* Directions: In the entries below, find the string "EMISIONES" and return each line holding it.

Component data from apps and pages:
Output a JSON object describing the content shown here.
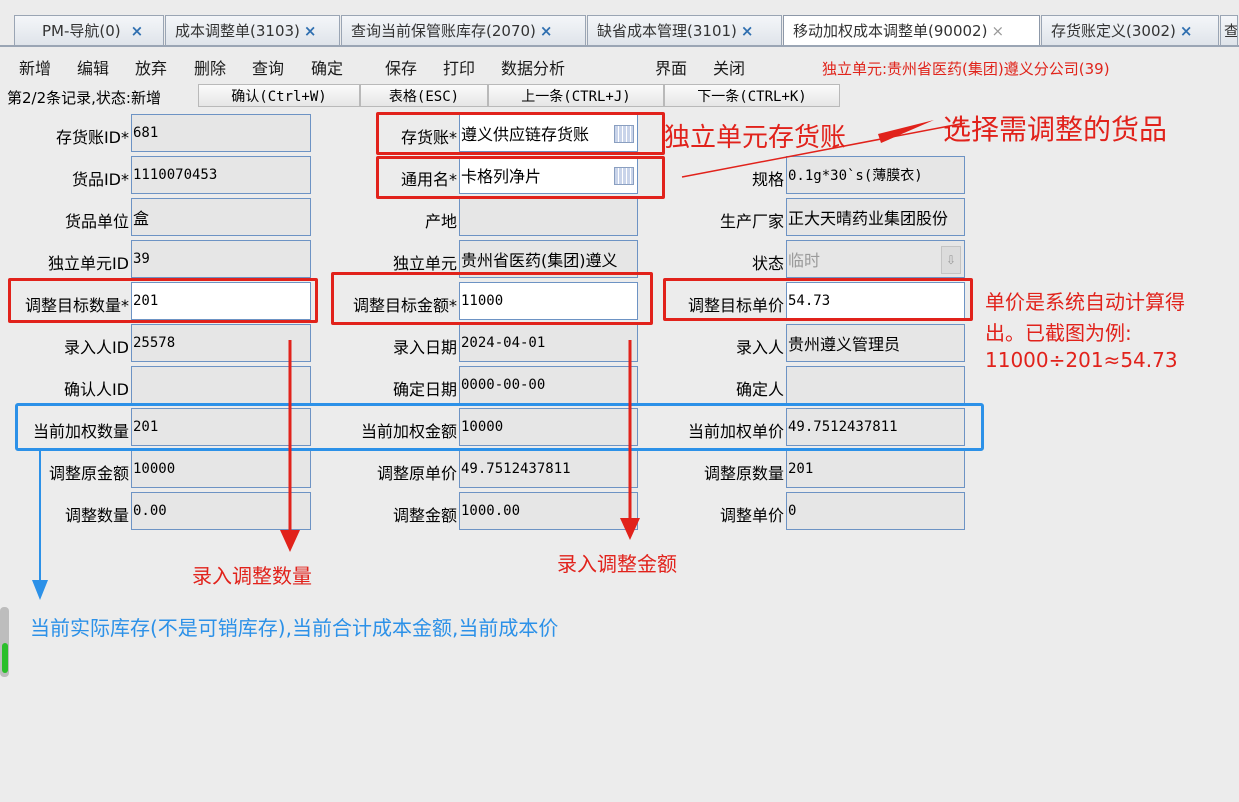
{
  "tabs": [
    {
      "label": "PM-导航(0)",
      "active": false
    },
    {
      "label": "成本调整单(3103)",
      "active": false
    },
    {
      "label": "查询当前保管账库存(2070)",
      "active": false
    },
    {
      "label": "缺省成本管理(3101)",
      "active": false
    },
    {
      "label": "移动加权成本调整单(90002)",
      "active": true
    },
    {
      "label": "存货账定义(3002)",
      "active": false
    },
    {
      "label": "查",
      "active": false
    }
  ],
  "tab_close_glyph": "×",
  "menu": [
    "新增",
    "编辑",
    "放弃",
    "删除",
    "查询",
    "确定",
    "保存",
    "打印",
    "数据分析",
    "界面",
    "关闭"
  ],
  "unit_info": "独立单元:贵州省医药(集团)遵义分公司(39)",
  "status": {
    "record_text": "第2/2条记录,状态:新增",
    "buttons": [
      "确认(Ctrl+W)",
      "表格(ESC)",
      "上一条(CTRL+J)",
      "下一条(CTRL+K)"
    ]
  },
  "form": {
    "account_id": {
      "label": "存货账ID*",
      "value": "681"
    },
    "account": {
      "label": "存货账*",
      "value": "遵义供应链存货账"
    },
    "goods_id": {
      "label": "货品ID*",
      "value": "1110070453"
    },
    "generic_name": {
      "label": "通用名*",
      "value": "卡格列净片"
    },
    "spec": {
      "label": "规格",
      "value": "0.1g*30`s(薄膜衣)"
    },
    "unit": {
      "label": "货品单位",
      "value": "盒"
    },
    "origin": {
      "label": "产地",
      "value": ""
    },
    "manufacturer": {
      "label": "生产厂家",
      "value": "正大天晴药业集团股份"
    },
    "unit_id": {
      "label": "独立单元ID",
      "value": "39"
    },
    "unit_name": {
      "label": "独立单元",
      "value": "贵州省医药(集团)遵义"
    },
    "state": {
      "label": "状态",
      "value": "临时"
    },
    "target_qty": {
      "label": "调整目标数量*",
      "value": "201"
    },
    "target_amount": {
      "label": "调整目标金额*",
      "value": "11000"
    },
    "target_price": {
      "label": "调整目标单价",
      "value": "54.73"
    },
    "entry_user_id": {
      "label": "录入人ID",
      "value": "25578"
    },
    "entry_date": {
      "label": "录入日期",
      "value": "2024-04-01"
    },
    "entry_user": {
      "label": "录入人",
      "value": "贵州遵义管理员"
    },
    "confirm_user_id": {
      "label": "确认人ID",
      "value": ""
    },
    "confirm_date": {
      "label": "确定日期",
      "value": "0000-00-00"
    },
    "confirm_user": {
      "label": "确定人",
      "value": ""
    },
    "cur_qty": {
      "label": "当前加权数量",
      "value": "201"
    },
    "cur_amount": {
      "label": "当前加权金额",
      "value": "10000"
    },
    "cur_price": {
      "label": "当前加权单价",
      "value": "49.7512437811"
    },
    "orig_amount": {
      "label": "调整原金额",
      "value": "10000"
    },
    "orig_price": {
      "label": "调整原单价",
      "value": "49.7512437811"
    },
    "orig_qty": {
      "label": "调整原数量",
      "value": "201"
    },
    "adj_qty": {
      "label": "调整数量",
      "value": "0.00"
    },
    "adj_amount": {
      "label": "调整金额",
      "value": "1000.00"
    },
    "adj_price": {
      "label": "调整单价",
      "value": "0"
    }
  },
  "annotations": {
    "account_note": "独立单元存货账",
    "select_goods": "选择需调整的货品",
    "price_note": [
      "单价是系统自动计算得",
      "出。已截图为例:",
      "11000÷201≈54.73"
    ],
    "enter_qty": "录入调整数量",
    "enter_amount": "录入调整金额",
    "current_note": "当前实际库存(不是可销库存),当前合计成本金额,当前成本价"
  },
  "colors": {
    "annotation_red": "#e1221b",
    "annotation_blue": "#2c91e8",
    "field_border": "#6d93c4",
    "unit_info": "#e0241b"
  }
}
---
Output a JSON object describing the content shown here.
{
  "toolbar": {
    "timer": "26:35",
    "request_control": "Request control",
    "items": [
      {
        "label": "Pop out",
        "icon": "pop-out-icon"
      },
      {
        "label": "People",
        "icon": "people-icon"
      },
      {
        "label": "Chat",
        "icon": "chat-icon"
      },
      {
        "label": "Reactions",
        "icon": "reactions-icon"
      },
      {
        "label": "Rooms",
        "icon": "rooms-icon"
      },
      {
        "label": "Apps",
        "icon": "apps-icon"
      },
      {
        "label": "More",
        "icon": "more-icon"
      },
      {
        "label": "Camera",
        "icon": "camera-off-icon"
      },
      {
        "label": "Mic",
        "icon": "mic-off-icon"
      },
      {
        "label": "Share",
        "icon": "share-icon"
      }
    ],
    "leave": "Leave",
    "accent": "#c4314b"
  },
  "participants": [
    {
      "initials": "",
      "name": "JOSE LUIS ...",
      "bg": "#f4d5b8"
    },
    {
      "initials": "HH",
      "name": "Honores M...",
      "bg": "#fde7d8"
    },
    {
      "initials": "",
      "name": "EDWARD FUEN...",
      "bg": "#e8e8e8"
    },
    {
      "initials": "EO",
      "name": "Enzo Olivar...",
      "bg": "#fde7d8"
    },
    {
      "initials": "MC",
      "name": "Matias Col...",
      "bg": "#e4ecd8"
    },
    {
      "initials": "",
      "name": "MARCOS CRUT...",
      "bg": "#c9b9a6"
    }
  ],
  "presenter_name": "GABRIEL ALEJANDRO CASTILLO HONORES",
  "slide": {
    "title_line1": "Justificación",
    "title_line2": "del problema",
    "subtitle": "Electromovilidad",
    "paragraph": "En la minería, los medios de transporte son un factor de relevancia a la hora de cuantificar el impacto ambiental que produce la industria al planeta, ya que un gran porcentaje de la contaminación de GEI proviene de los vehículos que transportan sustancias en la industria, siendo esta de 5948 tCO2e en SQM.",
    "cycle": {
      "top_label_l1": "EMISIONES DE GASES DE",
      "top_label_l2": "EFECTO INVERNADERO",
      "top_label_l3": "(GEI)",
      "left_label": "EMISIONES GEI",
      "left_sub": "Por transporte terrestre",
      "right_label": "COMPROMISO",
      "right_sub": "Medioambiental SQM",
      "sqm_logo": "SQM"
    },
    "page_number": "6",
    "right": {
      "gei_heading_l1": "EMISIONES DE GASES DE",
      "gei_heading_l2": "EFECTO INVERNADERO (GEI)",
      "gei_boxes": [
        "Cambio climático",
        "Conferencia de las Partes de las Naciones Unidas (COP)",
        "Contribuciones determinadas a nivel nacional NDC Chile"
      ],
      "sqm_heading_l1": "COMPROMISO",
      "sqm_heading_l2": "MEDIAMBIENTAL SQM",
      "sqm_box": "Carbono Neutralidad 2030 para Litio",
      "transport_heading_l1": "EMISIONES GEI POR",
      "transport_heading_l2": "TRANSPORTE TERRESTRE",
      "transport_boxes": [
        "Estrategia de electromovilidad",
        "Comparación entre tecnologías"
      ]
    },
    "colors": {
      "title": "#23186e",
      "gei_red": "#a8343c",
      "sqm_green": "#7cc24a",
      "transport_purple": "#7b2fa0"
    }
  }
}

* Completed exercise:
      "top_label_l1": "EMISIONES DE GASES DE",
      "left_label": "EMISIONES GEI",
      "gei_heading_l1": "EMISIONES DE GASES DE",
      "transport_heading_l1": "EMISIONES GEI POR",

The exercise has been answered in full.